The weather during winter in Lecco and Milan area is very nice, meaning the average temperature is between 5 and 15 degrees. Sometimes it was snowing or raining, but usually sunny. In Lecco there are very good outdoor sport opportunities; running by lake, hiking in the mountains and skiing (just 15km from the Lecco station by bus). I suggest this place if you are an active person!
There are obviously cultural differences between Italy and Finland. In Italy people are very open and usually very joyful. Food and wine are a big part of social life in Italy and in the evenings people gather around to eat dinner together. At the campus there was only one cantina and it was closed the whole first semester, so usually students brought their own lunch to school, went home to have a lunch or bought lunch from the nearest bar/café. In Italy there are everywhere these bar cafes, since the coffee culture is very important for them. If you order a coffee ''un café'' it is always espresso.

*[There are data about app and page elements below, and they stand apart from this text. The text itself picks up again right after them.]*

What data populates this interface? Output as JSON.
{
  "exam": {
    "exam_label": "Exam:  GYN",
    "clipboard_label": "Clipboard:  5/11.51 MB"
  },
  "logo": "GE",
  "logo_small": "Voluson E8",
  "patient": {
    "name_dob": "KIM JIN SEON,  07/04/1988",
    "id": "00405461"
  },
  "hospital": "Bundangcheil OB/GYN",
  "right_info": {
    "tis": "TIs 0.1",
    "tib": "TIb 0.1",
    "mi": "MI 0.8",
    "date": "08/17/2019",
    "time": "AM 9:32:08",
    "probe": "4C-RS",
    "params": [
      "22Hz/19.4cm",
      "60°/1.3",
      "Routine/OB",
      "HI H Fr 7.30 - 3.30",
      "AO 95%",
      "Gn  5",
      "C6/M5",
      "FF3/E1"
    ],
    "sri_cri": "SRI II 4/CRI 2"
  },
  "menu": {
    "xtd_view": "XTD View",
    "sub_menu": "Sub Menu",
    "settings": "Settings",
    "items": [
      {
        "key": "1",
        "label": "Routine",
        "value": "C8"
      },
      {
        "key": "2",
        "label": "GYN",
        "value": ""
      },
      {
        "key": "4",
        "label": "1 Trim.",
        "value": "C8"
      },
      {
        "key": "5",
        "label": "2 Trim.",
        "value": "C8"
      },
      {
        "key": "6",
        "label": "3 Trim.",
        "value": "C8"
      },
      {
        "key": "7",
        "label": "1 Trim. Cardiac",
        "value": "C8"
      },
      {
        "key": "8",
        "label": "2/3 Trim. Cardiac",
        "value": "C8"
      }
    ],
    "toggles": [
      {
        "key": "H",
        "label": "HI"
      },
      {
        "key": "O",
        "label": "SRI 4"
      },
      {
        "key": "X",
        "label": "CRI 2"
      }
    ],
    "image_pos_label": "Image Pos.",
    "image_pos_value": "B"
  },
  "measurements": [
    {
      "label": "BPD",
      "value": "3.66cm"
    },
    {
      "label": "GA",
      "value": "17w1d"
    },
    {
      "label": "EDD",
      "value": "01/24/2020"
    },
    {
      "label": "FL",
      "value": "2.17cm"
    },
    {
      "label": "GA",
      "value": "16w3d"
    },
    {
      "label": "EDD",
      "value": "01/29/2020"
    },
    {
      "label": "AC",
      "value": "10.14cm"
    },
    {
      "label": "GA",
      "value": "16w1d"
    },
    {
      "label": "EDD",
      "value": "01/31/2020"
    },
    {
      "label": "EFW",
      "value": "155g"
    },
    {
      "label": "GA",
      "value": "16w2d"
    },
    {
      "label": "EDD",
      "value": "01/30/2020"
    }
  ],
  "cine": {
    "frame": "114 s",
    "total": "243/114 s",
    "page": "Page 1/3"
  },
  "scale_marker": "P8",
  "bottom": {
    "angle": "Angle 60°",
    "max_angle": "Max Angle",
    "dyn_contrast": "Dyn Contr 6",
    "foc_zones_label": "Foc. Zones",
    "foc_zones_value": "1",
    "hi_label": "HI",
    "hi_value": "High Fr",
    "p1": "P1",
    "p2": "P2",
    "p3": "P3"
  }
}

Traveling to Lecco I took a straight flight from Helsinki to Milan Malpensa airport and a train from Malpensa to Lecco. Railways are very good in Italy and you can go almost everywhere by train.
I would recommend Northern Italy for everyone. Politecnico Di Milano is a very good university in general and they have a variety of programmes and courses. Lecco is a very cute small town and Milan is easily accessible by train, for example for night life, culture and aperitivo. Trains are operating about hourly and takes 40 minutes and the ticket costs 4.8 euros. In Lecco there is not such a good public transportation, but it is easy to walk almost everywhere there. Italy in general is a beautiful place and people are so friendly and open. Usually they do things slowly and ''cosi cosi'' (so and so), and everything ''tomorrow'' or ''next week'' and say ''don't worry''. Getting documents and managing other mandatory stuff can sometimes take a really long time so do not loose your nerves immediately.
During the exchange I learned a lot of things from other cultures, not only Italian but also from other international students all over the world. I would recommend attending to all kind of events and travel across the whole country during the stay. Exchange widened my sight of the world and life. A very good experience recommended for everyone.